- _The problem_: Keep every line of the data below that has the string "from" and present those lines.

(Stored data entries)
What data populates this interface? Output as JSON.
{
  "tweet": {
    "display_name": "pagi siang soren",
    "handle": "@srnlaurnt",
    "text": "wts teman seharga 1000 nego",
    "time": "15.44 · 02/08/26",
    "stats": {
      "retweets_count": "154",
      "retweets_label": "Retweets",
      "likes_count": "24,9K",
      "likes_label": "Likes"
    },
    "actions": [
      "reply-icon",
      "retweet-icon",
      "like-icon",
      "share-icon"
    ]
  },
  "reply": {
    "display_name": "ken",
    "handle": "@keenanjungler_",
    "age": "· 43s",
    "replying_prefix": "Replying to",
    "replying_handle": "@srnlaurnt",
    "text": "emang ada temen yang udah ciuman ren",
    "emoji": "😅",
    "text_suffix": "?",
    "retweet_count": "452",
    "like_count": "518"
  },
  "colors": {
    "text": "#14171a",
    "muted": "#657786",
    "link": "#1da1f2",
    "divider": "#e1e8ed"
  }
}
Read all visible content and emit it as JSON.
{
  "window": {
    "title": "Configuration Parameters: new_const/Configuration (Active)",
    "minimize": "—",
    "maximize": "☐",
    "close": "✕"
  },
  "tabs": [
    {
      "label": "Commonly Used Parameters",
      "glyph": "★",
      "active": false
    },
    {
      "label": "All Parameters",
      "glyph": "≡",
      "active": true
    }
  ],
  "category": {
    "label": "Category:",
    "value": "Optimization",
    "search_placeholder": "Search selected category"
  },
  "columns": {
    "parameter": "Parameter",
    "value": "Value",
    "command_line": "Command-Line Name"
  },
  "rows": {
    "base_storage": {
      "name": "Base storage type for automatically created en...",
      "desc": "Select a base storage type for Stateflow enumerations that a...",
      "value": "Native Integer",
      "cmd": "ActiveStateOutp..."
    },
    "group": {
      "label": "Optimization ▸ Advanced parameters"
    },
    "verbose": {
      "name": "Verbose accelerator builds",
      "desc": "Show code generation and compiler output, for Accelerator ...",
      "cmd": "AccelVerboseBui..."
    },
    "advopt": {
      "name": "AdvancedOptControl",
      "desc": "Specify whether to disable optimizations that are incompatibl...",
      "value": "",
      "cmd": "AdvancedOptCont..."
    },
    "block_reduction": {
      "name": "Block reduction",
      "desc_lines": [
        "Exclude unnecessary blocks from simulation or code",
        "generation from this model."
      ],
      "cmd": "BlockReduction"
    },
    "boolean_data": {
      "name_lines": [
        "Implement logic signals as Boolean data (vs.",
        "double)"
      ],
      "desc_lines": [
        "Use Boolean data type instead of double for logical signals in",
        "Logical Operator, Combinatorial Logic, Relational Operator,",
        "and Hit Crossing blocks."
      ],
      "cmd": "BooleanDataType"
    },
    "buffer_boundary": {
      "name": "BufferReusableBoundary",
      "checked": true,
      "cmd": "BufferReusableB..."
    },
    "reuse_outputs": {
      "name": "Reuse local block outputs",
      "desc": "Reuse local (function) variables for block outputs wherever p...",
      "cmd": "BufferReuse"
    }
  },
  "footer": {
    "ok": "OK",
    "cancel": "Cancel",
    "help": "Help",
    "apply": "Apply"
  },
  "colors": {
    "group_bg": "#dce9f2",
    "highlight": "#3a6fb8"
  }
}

- _Your solution_:
        "Exclude unnecessary blocks from simulation or code",
        "generation from this model."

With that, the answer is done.